### DATA TO USE
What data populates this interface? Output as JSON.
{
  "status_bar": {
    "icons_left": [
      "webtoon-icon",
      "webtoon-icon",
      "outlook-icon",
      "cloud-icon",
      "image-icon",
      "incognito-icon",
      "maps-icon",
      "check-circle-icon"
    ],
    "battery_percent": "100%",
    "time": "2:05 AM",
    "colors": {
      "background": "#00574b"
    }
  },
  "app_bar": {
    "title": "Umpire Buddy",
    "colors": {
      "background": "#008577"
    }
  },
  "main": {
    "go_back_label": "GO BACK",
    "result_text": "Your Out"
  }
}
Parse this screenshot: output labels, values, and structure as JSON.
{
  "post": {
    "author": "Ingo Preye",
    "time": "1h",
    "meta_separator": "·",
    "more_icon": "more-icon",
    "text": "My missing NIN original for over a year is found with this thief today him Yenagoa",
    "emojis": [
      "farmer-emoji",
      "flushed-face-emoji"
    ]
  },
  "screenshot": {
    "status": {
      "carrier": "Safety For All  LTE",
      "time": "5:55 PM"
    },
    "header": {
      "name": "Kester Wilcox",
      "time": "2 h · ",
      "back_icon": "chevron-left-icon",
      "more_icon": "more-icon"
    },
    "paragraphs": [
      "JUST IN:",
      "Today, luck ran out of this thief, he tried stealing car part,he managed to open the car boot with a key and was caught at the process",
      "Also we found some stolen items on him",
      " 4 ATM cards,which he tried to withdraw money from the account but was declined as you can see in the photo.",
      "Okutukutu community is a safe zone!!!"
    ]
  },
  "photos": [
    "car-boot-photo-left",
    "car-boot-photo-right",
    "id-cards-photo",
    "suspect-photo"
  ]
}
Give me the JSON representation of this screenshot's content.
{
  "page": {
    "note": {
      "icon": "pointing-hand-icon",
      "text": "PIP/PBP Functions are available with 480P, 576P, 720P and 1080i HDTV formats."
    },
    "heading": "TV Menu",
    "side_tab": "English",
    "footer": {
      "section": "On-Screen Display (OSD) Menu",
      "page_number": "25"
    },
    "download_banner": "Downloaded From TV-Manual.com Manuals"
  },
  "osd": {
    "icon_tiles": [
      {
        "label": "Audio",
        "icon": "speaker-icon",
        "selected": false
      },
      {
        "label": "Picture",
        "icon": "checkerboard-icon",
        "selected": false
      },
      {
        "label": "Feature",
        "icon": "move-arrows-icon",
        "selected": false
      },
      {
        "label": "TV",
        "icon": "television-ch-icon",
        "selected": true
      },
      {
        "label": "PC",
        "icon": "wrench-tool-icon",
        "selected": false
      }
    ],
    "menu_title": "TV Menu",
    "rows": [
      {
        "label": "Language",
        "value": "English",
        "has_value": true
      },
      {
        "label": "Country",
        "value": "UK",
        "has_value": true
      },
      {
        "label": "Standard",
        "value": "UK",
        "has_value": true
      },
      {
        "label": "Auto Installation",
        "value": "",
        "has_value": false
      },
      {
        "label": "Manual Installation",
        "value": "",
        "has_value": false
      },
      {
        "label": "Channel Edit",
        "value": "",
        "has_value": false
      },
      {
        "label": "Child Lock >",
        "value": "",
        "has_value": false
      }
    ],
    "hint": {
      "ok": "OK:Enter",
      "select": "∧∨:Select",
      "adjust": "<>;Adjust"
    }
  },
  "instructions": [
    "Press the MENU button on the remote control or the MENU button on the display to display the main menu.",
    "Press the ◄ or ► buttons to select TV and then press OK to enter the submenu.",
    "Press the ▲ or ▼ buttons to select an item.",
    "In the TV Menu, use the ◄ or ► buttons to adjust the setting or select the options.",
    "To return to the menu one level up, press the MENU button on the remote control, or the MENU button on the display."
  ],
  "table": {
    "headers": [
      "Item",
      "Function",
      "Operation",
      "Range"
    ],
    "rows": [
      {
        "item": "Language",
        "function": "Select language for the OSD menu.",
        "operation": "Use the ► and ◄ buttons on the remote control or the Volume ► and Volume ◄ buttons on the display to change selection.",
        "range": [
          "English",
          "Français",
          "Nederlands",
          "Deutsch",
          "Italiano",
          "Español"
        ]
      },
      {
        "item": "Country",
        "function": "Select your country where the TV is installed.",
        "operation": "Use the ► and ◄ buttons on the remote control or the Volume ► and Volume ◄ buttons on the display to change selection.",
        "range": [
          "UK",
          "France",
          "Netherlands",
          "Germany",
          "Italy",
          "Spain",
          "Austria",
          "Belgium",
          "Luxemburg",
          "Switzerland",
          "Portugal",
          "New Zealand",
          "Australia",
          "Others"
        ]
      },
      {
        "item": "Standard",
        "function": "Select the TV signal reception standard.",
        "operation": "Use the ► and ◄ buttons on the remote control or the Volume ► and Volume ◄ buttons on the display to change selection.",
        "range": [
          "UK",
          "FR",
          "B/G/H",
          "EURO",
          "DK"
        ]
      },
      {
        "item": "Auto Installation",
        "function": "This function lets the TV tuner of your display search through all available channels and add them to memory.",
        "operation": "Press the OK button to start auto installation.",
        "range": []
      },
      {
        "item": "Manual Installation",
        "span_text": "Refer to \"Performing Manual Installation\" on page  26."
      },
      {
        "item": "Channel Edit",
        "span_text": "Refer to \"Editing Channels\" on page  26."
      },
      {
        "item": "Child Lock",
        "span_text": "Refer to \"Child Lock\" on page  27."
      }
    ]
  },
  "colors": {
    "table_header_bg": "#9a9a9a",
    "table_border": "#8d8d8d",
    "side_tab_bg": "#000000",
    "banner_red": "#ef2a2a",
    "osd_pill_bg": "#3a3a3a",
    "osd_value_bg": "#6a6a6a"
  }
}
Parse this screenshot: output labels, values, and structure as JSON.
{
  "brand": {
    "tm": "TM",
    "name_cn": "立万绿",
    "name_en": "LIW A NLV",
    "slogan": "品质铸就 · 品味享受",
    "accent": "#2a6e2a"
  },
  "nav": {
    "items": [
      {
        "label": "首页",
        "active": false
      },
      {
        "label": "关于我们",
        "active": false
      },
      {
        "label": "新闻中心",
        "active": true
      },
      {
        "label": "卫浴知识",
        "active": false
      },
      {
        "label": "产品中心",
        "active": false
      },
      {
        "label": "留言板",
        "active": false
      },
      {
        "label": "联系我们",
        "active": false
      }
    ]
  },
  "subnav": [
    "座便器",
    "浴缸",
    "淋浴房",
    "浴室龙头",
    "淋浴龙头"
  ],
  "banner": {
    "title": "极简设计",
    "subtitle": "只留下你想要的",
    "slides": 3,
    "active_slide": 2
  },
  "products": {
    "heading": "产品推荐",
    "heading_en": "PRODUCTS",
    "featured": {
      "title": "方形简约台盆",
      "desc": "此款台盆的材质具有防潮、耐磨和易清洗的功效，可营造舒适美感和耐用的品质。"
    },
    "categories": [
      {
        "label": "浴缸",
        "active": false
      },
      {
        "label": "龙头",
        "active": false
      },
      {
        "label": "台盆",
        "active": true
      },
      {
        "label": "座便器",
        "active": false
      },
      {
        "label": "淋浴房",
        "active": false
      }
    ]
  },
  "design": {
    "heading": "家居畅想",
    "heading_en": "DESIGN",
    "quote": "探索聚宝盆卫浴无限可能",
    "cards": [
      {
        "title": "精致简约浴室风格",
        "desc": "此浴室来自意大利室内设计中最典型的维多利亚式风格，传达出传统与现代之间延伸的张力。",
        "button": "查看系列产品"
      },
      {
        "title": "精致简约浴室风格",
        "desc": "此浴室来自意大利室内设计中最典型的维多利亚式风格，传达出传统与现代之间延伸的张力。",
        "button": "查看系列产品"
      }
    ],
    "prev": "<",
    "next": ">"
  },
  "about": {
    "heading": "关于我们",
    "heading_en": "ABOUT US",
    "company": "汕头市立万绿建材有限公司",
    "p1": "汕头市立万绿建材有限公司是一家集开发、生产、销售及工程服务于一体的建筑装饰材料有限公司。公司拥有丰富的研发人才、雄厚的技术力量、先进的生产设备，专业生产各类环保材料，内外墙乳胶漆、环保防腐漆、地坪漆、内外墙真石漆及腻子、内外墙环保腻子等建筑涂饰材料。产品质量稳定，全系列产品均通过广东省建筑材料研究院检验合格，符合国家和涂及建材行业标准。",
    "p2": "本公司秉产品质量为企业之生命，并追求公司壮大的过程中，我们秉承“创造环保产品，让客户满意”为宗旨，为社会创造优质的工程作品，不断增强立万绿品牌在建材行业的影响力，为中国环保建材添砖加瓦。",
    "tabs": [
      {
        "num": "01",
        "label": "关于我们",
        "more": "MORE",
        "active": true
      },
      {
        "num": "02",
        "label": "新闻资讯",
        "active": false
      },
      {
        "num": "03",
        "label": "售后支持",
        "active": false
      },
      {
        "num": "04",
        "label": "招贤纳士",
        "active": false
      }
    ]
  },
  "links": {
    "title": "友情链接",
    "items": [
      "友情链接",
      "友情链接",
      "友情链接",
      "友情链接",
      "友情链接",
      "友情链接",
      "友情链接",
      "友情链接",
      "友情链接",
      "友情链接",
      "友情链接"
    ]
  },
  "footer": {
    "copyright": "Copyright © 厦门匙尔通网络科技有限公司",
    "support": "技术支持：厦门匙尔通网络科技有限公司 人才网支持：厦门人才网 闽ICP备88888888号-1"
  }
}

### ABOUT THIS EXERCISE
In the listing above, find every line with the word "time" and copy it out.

### RESPONSE AREA
    "time": "2:05 AM",
    "time": "1h",
      "time": "5:55 PM"
      "time": "2 h · ",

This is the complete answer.